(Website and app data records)
BEGIN

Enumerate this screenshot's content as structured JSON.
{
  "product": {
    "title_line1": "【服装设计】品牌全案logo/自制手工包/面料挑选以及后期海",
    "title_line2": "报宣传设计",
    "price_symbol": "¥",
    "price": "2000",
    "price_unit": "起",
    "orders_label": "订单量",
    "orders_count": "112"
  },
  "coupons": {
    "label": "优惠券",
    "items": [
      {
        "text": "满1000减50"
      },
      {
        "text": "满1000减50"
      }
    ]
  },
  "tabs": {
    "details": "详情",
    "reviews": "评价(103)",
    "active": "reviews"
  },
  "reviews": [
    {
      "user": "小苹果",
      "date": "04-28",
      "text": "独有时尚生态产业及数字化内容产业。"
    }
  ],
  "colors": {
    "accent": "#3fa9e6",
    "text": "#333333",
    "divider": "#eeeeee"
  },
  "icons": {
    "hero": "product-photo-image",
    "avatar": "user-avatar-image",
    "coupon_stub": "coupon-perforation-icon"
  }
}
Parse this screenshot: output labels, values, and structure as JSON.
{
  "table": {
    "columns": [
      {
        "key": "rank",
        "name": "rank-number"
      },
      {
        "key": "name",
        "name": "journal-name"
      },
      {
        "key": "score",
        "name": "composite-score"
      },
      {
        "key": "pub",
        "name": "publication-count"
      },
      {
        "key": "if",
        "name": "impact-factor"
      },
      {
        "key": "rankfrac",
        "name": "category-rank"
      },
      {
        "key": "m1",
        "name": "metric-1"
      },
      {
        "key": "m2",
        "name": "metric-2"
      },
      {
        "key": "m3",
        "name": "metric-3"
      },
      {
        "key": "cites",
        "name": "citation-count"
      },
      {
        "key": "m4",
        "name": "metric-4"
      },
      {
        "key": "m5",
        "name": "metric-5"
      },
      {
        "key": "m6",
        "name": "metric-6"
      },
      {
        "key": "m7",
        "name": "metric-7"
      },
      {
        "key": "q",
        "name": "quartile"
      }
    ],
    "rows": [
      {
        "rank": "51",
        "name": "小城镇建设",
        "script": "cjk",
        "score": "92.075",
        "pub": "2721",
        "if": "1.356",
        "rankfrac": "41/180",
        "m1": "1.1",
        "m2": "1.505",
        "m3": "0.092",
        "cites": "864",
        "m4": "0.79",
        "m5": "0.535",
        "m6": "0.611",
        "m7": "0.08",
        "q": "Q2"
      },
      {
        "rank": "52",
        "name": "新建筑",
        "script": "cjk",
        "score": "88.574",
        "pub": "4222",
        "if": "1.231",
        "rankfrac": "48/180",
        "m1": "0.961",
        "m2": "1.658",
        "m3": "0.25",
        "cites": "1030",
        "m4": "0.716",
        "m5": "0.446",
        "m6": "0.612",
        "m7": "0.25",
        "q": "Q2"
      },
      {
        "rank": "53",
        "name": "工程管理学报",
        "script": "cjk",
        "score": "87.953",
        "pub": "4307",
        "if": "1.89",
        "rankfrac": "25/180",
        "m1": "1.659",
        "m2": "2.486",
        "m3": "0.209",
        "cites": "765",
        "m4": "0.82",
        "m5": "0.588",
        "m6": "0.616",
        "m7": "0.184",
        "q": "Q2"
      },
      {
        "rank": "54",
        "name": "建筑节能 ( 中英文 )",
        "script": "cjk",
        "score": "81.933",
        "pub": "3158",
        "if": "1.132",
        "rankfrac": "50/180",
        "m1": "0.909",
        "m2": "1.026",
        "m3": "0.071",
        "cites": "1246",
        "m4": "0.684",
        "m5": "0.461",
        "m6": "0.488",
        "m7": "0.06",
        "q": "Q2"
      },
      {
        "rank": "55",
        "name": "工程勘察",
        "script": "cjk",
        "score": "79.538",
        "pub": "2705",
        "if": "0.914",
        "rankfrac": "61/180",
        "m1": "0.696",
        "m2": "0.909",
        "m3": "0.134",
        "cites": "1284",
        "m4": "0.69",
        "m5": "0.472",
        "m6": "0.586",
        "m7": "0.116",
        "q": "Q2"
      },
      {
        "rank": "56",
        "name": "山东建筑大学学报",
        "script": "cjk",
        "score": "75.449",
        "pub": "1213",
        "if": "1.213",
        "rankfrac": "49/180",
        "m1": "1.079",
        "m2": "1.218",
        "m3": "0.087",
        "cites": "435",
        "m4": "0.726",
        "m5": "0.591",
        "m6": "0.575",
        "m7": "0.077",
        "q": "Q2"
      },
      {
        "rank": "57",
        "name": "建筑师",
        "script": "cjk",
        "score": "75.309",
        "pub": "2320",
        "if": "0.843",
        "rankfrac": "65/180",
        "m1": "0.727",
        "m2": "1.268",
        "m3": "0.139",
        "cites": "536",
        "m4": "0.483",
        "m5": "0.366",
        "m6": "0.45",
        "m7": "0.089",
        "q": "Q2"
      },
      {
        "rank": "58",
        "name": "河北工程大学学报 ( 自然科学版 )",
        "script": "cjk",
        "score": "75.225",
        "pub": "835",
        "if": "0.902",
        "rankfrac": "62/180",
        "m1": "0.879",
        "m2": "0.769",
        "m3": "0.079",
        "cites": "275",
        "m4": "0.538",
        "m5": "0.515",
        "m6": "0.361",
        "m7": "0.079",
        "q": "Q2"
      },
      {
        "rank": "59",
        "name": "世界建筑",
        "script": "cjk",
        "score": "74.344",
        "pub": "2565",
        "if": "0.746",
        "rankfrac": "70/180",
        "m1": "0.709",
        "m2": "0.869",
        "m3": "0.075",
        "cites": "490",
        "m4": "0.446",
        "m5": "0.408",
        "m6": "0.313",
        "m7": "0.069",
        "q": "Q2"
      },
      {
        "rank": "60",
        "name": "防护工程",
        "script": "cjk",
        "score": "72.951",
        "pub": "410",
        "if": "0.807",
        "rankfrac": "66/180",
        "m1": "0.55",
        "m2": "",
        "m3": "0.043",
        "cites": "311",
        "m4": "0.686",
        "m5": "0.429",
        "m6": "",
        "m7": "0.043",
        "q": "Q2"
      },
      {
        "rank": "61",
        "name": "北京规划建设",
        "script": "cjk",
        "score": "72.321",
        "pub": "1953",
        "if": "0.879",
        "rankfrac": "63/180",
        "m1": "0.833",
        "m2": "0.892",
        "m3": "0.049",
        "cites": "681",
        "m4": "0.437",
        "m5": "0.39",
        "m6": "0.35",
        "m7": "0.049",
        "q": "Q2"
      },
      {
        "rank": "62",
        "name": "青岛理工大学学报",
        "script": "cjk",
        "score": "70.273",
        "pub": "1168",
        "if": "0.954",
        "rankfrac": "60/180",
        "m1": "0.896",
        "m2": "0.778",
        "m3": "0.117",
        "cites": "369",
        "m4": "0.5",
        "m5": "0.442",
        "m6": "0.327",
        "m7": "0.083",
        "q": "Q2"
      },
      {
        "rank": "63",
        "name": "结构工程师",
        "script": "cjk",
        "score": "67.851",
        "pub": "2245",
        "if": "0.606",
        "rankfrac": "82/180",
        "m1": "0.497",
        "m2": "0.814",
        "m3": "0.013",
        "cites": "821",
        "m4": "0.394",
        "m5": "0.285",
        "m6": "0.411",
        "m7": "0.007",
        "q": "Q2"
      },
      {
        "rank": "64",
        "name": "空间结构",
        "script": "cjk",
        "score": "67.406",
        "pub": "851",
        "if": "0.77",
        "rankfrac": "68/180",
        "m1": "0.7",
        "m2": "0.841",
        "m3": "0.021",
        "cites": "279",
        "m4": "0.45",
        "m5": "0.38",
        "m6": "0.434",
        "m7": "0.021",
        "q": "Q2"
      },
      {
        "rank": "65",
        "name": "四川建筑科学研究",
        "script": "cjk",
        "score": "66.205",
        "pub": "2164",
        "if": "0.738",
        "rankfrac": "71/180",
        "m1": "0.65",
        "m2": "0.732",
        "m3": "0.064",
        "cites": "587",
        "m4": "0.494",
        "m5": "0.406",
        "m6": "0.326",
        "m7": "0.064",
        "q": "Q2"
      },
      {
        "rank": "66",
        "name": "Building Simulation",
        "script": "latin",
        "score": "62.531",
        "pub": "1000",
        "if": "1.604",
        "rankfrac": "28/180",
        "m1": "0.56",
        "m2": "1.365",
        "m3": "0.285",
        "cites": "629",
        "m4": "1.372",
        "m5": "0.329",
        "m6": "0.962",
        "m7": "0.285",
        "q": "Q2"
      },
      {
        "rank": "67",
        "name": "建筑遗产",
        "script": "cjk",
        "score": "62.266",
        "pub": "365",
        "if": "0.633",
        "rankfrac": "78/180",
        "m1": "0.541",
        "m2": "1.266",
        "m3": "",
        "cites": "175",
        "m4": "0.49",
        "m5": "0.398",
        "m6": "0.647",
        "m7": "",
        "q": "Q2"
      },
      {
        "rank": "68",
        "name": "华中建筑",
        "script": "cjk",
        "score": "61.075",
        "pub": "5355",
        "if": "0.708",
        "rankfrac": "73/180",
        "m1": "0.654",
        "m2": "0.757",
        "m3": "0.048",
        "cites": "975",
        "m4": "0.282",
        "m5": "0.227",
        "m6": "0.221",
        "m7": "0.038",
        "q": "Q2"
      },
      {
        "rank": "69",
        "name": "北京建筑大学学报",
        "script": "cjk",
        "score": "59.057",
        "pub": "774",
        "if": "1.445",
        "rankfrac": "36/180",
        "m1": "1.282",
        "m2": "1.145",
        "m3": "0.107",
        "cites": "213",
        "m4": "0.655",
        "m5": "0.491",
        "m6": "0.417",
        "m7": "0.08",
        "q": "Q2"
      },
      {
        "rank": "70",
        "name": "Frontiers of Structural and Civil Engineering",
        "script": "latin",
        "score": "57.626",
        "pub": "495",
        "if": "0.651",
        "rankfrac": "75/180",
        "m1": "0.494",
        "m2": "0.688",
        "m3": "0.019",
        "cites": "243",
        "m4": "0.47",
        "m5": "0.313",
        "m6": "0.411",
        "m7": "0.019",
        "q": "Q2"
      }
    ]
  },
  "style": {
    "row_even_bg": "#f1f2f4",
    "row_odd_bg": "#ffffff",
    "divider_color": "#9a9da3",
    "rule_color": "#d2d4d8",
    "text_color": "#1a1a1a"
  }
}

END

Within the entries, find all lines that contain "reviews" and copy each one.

#### [Exercise answer]
    "reviews": "评价(103)",
    "active": "reviews"
  "reviews": [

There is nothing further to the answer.